Check each line of the records below for the string "accent", then state how many lines contain it, with no other output.

● ● ● ●

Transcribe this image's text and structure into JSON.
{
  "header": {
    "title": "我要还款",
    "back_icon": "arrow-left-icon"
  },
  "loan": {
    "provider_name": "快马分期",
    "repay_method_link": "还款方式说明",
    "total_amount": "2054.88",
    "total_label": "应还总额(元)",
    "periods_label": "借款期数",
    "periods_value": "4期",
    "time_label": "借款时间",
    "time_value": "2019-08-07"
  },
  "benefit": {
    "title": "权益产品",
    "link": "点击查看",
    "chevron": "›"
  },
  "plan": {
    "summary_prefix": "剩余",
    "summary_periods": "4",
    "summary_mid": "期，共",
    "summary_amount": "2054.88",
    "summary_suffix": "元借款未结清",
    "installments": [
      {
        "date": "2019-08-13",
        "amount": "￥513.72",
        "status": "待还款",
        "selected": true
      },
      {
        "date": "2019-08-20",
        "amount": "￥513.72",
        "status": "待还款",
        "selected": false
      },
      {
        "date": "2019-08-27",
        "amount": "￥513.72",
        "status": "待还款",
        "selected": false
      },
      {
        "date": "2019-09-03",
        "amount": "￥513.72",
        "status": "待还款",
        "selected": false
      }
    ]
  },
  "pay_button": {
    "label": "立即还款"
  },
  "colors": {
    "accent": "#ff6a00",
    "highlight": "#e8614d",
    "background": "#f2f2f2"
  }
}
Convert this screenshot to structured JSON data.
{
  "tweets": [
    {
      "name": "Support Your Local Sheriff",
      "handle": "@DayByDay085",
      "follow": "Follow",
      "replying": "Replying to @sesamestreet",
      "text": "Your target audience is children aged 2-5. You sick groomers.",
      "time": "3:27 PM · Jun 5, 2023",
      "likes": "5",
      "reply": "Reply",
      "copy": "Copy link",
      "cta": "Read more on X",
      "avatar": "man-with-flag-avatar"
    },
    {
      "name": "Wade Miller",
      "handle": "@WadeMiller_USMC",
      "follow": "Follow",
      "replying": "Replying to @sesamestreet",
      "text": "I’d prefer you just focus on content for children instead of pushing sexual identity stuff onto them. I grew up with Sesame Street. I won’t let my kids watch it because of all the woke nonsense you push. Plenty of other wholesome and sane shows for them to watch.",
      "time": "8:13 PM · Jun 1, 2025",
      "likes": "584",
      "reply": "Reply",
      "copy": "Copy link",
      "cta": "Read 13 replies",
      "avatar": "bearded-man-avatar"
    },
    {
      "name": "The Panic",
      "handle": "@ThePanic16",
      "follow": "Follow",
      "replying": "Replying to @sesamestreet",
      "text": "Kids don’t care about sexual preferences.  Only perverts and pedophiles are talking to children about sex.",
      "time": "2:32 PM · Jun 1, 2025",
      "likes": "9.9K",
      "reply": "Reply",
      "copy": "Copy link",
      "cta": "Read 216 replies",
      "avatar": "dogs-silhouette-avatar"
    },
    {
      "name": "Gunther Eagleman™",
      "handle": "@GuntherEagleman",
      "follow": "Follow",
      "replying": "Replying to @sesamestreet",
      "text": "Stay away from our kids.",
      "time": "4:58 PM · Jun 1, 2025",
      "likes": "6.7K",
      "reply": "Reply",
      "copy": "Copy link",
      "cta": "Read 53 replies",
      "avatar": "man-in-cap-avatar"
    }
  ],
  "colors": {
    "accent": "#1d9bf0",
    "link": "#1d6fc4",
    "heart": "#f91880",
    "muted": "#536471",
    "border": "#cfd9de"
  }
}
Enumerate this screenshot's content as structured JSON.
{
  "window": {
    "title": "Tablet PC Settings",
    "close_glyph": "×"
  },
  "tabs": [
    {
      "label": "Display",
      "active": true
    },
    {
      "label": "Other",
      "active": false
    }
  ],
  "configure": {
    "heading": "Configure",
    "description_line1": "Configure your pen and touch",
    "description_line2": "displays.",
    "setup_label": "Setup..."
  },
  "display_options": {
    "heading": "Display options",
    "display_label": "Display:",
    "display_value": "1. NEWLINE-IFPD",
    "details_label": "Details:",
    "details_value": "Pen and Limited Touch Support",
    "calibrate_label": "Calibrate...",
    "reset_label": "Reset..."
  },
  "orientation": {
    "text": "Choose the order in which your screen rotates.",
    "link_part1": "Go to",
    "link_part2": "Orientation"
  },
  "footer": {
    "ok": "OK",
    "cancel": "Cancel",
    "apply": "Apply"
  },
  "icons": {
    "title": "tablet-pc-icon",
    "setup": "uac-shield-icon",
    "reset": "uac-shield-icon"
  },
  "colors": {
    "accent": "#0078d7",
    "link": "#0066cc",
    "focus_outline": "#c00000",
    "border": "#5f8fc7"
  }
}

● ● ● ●

▸ **Solution to this exercise**:
3